Peter Capaldi is the 12th Doctor, but only his eyes & angry eyebrows appeared in the 50th Anniversary Special.

Cid said...

I remember the episode of "Roseanne" when the actress playing the second Becky was watching "Bewitched" and says something like, "I always liked the second Darren better." Clever way to acknowledge the change.

Rough Canuk said...

Yes, I remember it being announced and discussed the change of actor for the part of Darrin. As broadcast TV was a cultural staple and Bewitched being one of the most popular shows, something like this occurring was cause for a lot of speculation on how much the show would change and if it would survive. As Bewitched could already be considered in decline as a series by many fans, the new Darrin only confirmed that it was getting worse.

James Redekop said...

Oh, one more fun point about how Doctor Who replacing actors: the latest actor to play "The Master" (a role first played by Robert Delgato in 1971) is Michelle Gomez, which probably makes this the the only example of character being taken over by an actor of the opposite sex.

There's been a little grumbling, but from what I can tell, the reaction is overall quite positive. In fact, I've seen more grumbling about how this probably makes it less likely for the next Doctor to be a woman, than about how the Master shouldn't be a woman.

This all came to mind just now when I tripped over this blog post about the Michelle Gomez Master and how the change helped a trans fan.

laura k said...

Rough Canuck, thanks for that! Awesome that this post found someone who remembers it in real time. Thanks!

Cid, that is very cool. I forgot there were two Beckys. That's a good example of a cast change with a clever, postmodern wink to the audience.

laura k said...

which probably makes this the the only example of character being taken over by an actor of the opposite sex.

I saw on some Star Trek TOS site that (technically speaking) Kirk was played by a woman, in that awful episode where the hysterical woman takes over Kirk's body. That doesn't count!

laura k said...

No one cares about the relative whiteness of teeth. I kind of thought Imp Strump might like that one.

James Redekop said...

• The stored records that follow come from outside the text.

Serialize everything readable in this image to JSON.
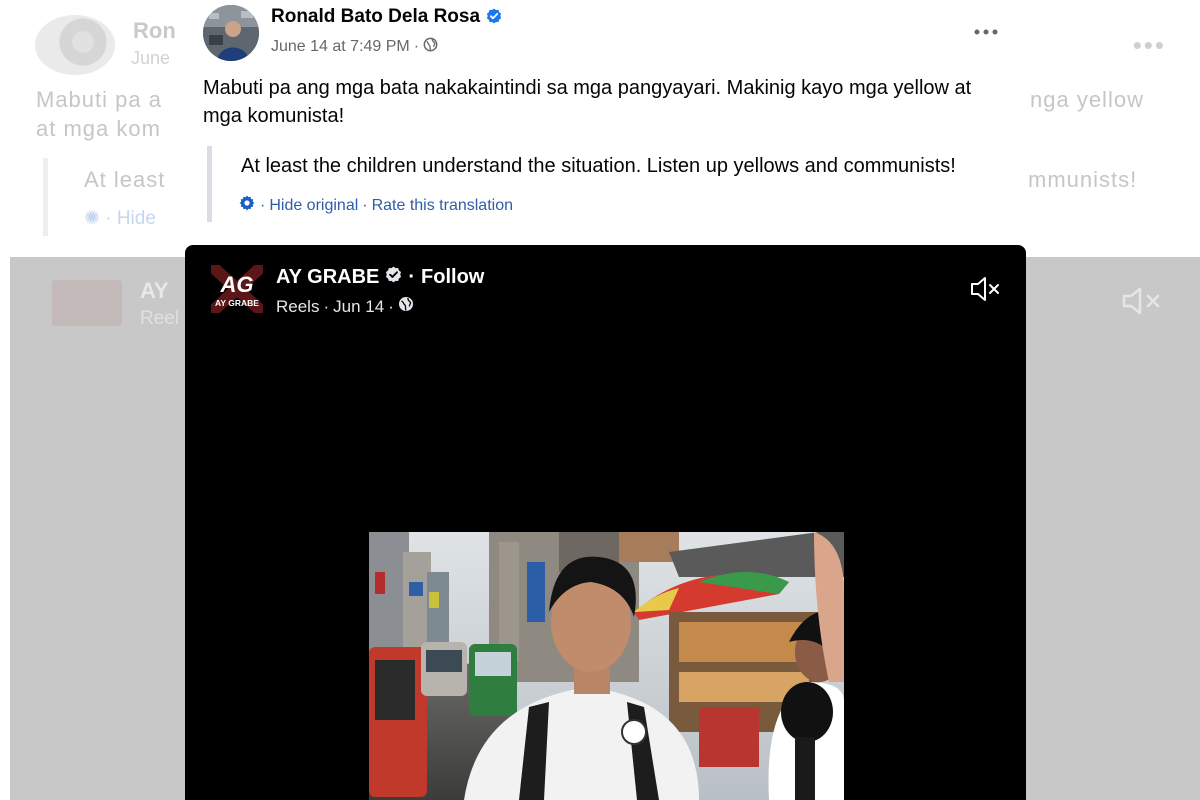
{
  "post": {
    "author": "Ronald Bato Dela Rosa",
    "date": "June 14 at 7:49 PM",
    "separator": "·",
    "text": "Mabuti pa ang mga bata nakakaintindi sa mga pangyayari. Makinig kayo mga yellow at mga komunista!",
    "translation": "At least the children understand the situation. Listen up yellows and communists!",
    "hide_original": "Hide original",
    "rate_translation": "Rate this translation",
    "icons": {
      "verified": "verified-badge-icon",
      "audience": "globe-icon",
      "more": "more-options-icon",
      "translate": "gear-icon"
    }
  },
  "background": {
    "name_fragment": "Ron",
    "date_fragment": "June",
    "line1_left": "Mabuti pa a",
    "line1_right": "nga yellow",
    "line2_left": "at mga kom",
    "quote_left": "At least",
    "quote_right": "mmunists!",
    "hide_fragment": "Hide",
    "reel_name_fragment": "AY",
    "reel_meta_fragment": "Reel"
  },
  "reel": {
    "page_name": "AY GRABE",
    "follow_label": "Follow",
    "separator": "·",
    "meta_type": "Reels",
    "meta_date": "Jun 14",
    "logo_text": "AG",
    "logo_subtext": "AY GRABE",
    "icons": {
      "verified": "verified-badge-icon",
      "audience": "globe-icon",
      "mute": "muted-speaker-icon"
    }
  },
  "colors": {
    "link": "#2f5da8",
    "verified": "#1877f2",
    "reel_background": "#000000",
    "muted_text": "#65676b"
  }
}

Yeah, body-switching is yet another thing. The episode you're thinking of is Turnabout Intruder, the last episode of the original series to be aired, and generally regarded as one of the worst.

laura k said...

I remember reading about it when I re-watched the original series a couple of years ago. Besides bad writing, hideous sexism.

Kristina H said...

Interesting about the teeth. The kids and I are watching "Little House on the Prairie" and poor Laura's teeth are a wreck compared to how they would've fixed them up nowadays. I suspect that, in spite of there being minimal dental care in the era the show was set, if actors were being cast today they would have nice teeth.

laura k said...

So you noticed it, too!

I suspect that, in spite of there being minimal dental care in the era the show was set, if actors were being cast today they would have nice teeth.

If they wanted to work on any other shows, they'd have to have better teeth. Then the Little House producers could make their teeth look cruddy, Austin Powers style.

I used to love Little House, btw.